** Opening Exercise material block **
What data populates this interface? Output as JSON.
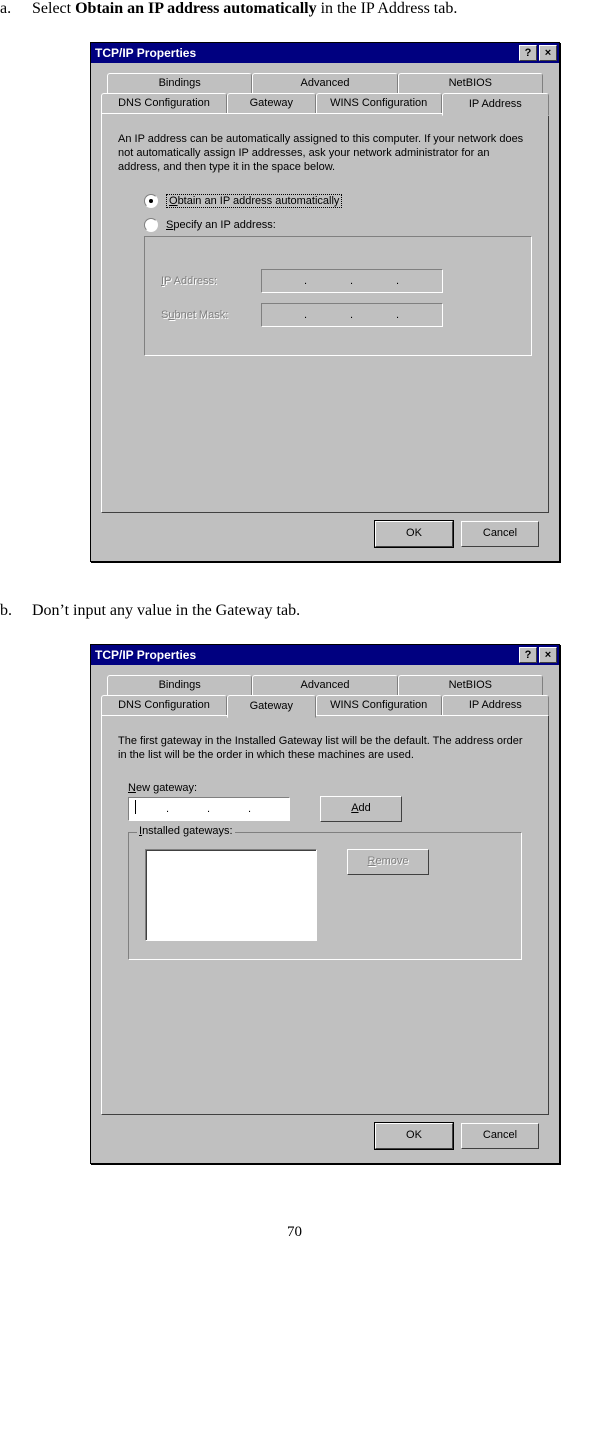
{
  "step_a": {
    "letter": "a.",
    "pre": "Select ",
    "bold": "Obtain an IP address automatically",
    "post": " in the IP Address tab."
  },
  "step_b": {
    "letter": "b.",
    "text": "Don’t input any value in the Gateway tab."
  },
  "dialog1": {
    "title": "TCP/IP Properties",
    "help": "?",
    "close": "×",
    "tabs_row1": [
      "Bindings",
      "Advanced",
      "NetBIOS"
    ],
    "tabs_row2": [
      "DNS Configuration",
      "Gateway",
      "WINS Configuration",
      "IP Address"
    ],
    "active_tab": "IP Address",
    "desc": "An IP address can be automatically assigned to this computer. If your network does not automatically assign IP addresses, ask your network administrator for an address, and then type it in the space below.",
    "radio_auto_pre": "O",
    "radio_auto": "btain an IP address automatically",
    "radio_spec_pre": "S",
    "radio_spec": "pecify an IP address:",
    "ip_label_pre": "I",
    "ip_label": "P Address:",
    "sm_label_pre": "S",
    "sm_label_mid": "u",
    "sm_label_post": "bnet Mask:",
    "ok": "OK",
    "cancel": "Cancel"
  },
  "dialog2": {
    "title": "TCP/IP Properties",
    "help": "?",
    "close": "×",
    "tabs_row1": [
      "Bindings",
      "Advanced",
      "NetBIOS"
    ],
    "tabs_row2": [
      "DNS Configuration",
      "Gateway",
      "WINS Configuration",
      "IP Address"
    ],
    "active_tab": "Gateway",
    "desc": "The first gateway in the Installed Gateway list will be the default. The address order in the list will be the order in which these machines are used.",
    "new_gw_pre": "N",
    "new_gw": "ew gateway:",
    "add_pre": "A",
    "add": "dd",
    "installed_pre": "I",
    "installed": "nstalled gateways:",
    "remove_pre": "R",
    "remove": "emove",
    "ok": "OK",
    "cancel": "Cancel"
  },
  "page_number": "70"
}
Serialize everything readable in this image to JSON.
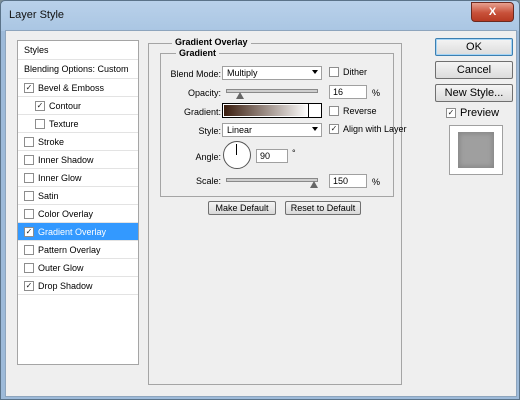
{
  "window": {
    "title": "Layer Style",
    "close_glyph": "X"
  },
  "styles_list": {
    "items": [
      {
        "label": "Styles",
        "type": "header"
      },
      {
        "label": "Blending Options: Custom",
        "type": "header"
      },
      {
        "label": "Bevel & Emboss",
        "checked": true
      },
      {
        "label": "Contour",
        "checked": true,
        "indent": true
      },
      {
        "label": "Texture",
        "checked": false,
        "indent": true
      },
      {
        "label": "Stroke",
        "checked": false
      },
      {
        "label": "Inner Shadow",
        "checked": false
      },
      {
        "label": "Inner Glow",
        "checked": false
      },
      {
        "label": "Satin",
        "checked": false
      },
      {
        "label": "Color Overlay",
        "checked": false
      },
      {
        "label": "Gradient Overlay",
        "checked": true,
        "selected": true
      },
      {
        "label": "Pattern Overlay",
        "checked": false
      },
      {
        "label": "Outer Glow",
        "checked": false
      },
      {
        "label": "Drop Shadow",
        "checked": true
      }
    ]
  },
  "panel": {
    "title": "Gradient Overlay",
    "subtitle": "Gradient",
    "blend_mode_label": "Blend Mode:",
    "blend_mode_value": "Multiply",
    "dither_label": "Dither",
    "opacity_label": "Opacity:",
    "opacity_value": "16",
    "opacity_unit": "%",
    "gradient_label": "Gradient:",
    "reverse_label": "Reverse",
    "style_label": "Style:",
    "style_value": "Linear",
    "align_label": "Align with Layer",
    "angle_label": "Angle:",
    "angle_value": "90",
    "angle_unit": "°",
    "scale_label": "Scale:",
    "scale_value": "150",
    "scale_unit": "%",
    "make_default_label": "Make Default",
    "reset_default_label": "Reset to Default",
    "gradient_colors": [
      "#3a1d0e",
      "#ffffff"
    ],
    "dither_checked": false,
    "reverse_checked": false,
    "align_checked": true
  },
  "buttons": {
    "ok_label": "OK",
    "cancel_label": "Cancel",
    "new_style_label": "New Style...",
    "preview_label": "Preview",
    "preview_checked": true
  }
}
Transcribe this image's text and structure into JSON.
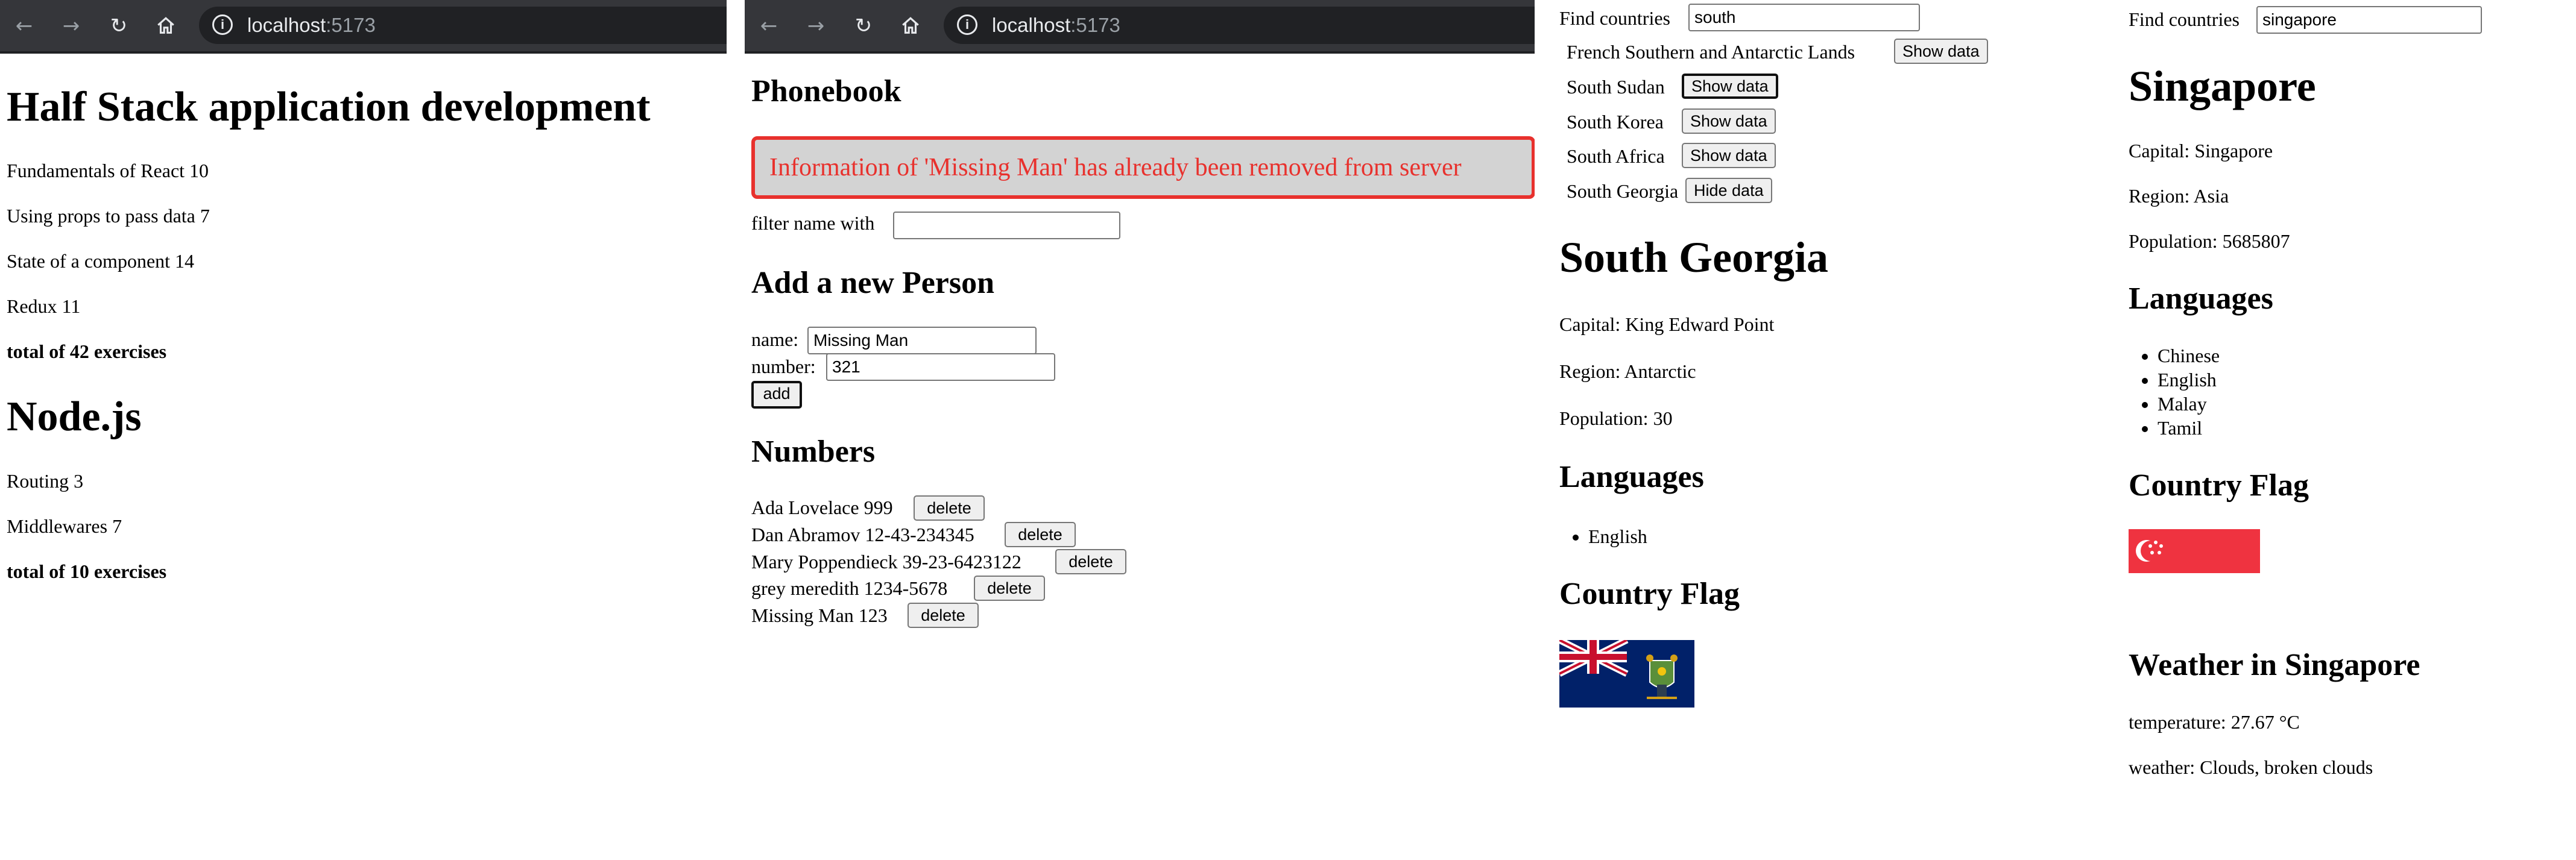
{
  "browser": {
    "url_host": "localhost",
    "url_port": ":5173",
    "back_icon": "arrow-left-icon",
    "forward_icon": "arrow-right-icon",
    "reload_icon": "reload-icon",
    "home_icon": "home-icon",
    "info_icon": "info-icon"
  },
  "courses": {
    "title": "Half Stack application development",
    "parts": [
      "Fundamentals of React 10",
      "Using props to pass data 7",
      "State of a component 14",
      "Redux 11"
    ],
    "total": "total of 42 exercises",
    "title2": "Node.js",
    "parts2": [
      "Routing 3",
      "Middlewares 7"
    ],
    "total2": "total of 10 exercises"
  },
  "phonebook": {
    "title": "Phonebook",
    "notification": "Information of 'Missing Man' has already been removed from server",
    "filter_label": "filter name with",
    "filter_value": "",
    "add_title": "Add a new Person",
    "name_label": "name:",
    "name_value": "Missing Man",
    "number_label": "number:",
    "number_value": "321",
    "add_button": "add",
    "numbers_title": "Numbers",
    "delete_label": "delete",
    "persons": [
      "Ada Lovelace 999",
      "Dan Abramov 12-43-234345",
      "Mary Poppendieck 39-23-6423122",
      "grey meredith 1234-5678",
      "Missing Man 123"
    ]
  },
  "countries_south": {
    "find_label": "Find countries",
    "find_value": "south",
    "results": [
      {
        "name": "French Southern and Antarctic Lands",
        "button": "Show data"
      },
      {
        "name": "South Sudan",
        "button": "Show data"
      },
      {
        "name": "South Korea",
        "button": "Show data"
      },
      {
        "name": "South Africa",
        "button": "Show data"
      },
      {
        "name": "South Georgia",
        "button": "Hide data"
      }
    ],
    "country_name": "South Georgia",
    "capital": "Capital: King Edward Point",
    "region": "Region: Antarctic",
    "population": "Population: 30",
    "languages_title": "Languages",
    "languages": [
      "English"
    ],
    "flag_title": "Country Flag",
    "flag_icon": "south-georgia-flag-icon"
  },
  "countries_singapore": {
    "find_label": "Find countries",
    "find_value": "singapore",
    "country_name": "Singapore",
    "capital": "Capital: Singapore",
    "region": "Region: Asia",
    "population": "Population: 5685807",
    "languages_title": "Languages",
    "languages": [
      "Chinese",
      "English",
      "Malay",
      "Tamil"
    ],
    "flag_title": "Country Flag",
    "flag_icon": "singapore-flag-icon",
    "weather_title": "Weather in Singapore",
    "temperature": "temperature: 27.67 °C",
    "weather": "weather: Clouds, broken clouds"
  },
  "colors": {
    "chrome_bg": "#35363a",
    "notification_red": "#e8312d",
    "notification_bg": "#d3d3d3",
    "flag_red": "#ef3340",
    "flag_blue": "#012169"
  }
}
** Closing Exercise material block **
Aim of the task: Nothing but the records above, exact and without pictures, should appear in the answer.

Solved exercise:
What data populates this interface? Output as JSON.
{
  "step_a": {
    "letter": "a.",
    "pre": "Select ",
    "bold": "Obtain an IP address automatically",
    "post": " in the IP Address tab."
  },
  "step_b": {
    "letter": "b.",
    "text": "Don’t input any value in the Gateway tab."
  },
  "dialog1": {
    "title": "TCP/IP Properties",
    "help": "?",
    "close": "×",
    "tabs_row1": [
      "Bindings",
      "Advanced",
      "NetBIOS"
    ],
    "tabs_row2": [
      "DNS Configuration",
      "Gateway",
      "WINS Configuration",
      "IP Address"
    ],
    "active_tab": "IP Address",
    "desc": "An IP address can be automatically assigned to this computer. If your network does not automatically assign IP addresses, ask your network administrator for an address, and then type it in the space below.",
    "radio_auto_pre": "O",
    "radio_auto": "btain an IP address automatically",
    "radio_spec_pre": "S",
    "radio_spec": "pecify an IP address:",
    "ip_label_pre": "I",
    "ip_label": "P Address:",
    "sm_label_pre": "S",
    "sm_label_mid": "u",
    "sm_label_post": "bnet Mask:",
    "ok": "OK",
    "cancel": "Cancel"
  },
  "dialog2": {
    "title": "TCP/IP Properties",
    "help": "?",
    "close": "×",
    "tabs_row1": [
      "Bindings",
      "Advanced",
      "NetBIOS"
    ],
    "tabs_row2": [
      "DNS Configuration",
      "Gateway",
      "WINS Configuration",
      "IP Address"
    ],
    "active_tab": "Gateway",
    "desc": "The first gateway in the Installed Gateway list will be the default. The address order in the list will be the order in which these machines are used.",
    "new_gw_pre": "N",
    "new_gw": "ew gateway:",
    "add_pre": "A",
    "add": "dd",
    "installed_pre": "I",
    "installed": "nstalled gateways:",
    "remove_pre": "R",
    "remove": "emove",
    "ok": "OK",
    "cancel": "Cancel"
  },
  "page_number": "70"
}
Serialize everything readable in this image to JSON.
{
  "window": {
    "title": "Layer Style",
    "close_glyph": "X"
  },
  "styles_list": {
    "items": [
      {
        "label": "Styles",
        "type": "header"
      },
      {
        "label": "Blending Options: Custom",
        "type": "header"
      },
      {
        "label": "Bevel & Emboss",
        "checked": true
      },
      {
        "label": "Contour",
        "checked": true,
        "indent": true
      },
      {
        "label": "Texture",
        "checked": false,
        "indent": true
      },
      {
        "label": "Stroke",
        "checked": false
      },
      {
        "label": "Inner Shadow",
        "checked": false
      },
      {
        "label": "Inner Glow",
        "checked": false
      },
      {
        "label": "Satin",
        "checked": false
      },
      {
        "label": "Color Overlay",
        "checked": false
      },
      {
        "label": "Gradient Overlay",
        "checked": true,
        "selected": true
      },
      {
        "label": "Pattern Overlay",
        "checked": false
      },
      {
        "label": "Outer Glow",
        "checked": false
      },
      {
        "label": "Drop Shadow",
        "checked": true
      }
    ]
  },
  "panel": {
    "title": "Gradient Overlay",
    "subtitle": "Gradient",
    "blend_mode_label": "Blend Mode:",
    "blend_mode_value": "Multiply",
    "dither_label": "Dither",
    "opacity_label": "Opacity:",
    "opacity_value": "16",
    "opacity_unit": "%",
    "gradient_label": "Gradient:",
    "reverse_label": "Reverse",
    "style_label": "Style:",
    "style_value": "Linear",
    "align_label": "Align with Layer",
    "angle_label": "Angle:",
    "angle_value": "90",
    "angle_unit": "°",
    "scale_label": "Scale:",
    "scale_value": "150",
    "scale_unit": "%",
    "make_default_label": "Make Default",
    "reset_default_label": "Reset to Default",
    "gradient_colors": [
      "#3a1d0e",
      "#ffffff"
    ],
    "dither_checked": false,
    "reverse_checked": false,
    "align_checked": true
  },
  "buttons": {
    "ok_label": "OK",
    "cancel_label": "Cancel",
    "new_style_label": "New Style...",
    "preview_label": "Preview",
    "preview_checked": true
  }
}
Transcribe this image's text and structure into JSON.
{
  "browser": {
    "url_host": "localhost",
    "url_port": ":5173",
    "back_icon": "arrow-left-icon",
    "forward_icon": "arrow-right-icon",
    "reload_icon": "reload-icon",
    "home_icon": "home-icon",
    "info_icon": "info-icon"
  },
  "courses": {
    "title": "Half Stack application development",
    "parts": [
      "Fundamentals of React 10",
      "Using props to pass data 7",
      "State of a component 14",
      "Redux 11"
    ],
    "total": "total of 42 exercises",
    "title2": "Node.js",
    "parts2": [
      "Routing 3",
      "Middlewares 7"
    ],
    "total2": "total of 10 exercises"
  },
  "phonebook": {
    "title": "Phonebook",
    "notification": "Information of 'Missing Man' has already been removed from server",
    "filter_label": "filter name with",
    "filter_value": "",
    "add_title": "Add a new Person",
    "name_label": "name:",
    "name_value": "Missing Man",
    "number_label": "number:",
    "number_value": "321",
    "add_button": "add",
    "numbers_title": "Numbers",
    "delete_label": "delete",
    "persons": [
      "Ada Lovelace 999",
      "Dan Abramov 12-43-234345",
      "Mary Poppendieck 39-23-6423122",
      "grey meredith 1234-5678",
      "Missing Man 123"
    ]
  },
  "countries_south": {
    "find_label": "Find countries",
    "find_value": "south",
    "results": [
      {
        "name": "French Southern and Antarctic Lands",
        "button": "Show data"
      },
      {
        "name": "South Sudan",
        "button": "Show data"
      },
      {
        "name": "South Korea",
        "button": "Show data"
      },
      {
        "name": "South Africa",
        "button": "Show data"
      },
      {
        "name": "South Georgia",
        "button": "Hide data"
      }
    ],
    "country_name": "South Georgia",
    "capital": "Capital: King Edward Point",
    "region": "Region: Antarctic",
    "population": "Population: 30",
    "languages_title": "Languages",
    "languages": [
      "English"
    ],
    "flag_title": "Country Flag",
    "flag_icon": "south-georgia-flag-icon"
  },
  "countries_singapore": {
    "find_label": "Find countries",
    "find_value": "singapore",
    "country_name": "Singapore",
    "capital": "Capital: Singapore",
    "region": "Region: Asia",
    "population": "Population: 5685807",
    "languages_title": "Languages",
    "languages": [
      "Chinese",
      "English",
      "Malay",
      "Tamil"
    ],
    "flag_title": "Country Flag",
    "flag_icon": "singapore-flag-icon",
    "weather_title": "Weather in Singapore",
    "temperature": "temperature: 27.67 °C",
    "weather": "weather: Clouds, broken clouds"
  },
  "colors": {
    "chrome_bg": "#35363a",
    "notification_red": "#e8312d",
    "notification_bg": "#d3d3d3",
    "flag_red": "#ef3340",
    "flag_blue": "#012169"
  }
}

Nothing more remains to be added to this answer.